In Scotland, resident over 60’s travel free on buses, but not on trams, subway or suburban rail.
Concessionary fares for children and young people
In all six cities, under 5s travel free. In Los Angeles this is extended to under 6s and in Chicago to under 7s. Boston provides free travel for all children up to the age of 12 while in Austin and on Muni services in San Francisco it is provided for all under 18s.
Many middle and high school students seem to be eligible for a 50% discount, using ID cards that are issued by their schools. This seems to be part of a pattern of collaboration between transportation authorities and educational institutions, that leaves the schools administering the system and the transport authorities tracking its use through automation.

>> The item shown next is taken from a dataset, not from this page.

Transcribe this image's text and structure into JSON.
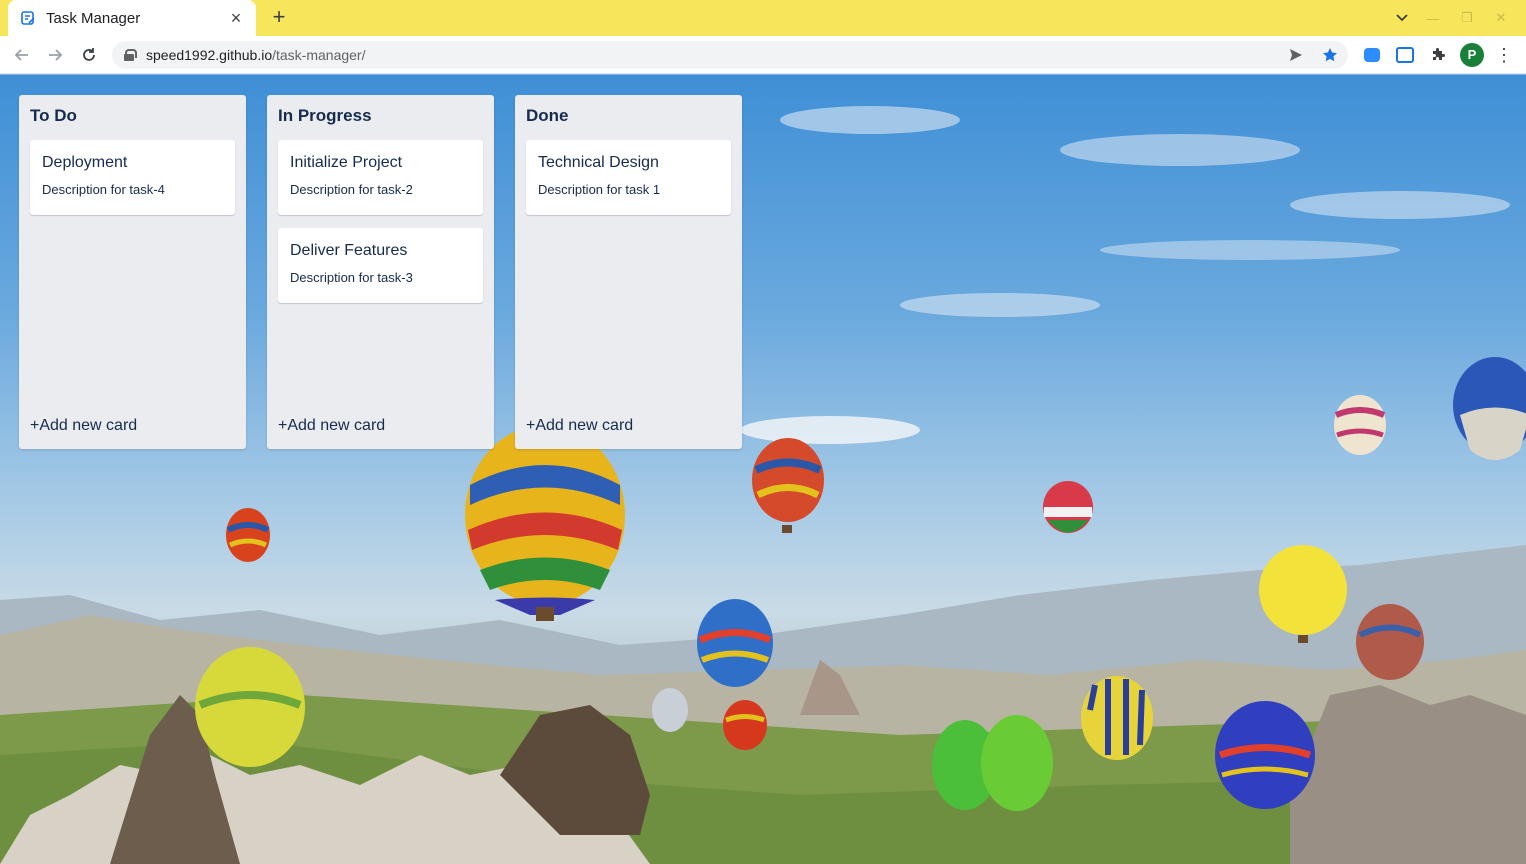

In Scotland, under 5s travel free on bus, tram and subway. Children under 16 get a 50% discount on tram, subway and suburban rail. Young people under 22 and resident in Scotland, get free bus travel.
Concessionary fares for students
University and college students seem often to benefit from local public transportation discount schemes (or even free travel) that are organised and administered through partnerships (often branded as U-Pass) between the institutions in which they are studying and the local transportation authority. For example, all students (and staff) in universities and colleges that are part of the University of Texas system can use their ID cards on local public transportation to travel free.
Other concessionary fares
All cities appear to offer free travel to uniformed police, firemen and military personnel. Many include categories of disability (particularly blindness) and some (at least Chicago, and San Francisco) operate schemes which provide heavily discounted or free public transportation to residents living on low incomes.
Subjectively, the quality of infrastructure and vehicles appears to be roughly the same as in UK cities (perhaps a little ageing in Boston and Chicago, but perfectly adequate).
Public transportation access to the two major international airports I visited (Boston and Los Angeles) was very poor, and much worse than anywhere in the UK or Europe. By contrast, access to the two much smaller airports in Texas (San Antonio and Austin) was much better. I was especially impressed by the well organised busway route from downtown Austin to the airport.
Almost all public transportation operators seem to be publicly owned. The only exception I was aware of was the operator of the Logan Express, Paul Revere Transportation which was a private coach company working under a franchise agreement with the airport.
I understand that the Federal Tax Code allows employers to encourage employees to use public transportation by providing subsidies to its use that are non-taxable benefits. There seems to be growing interest in partnerships between public transportation operators and employers to facilitate this. There is also growing interest in the idea of free local public transportation across the USA.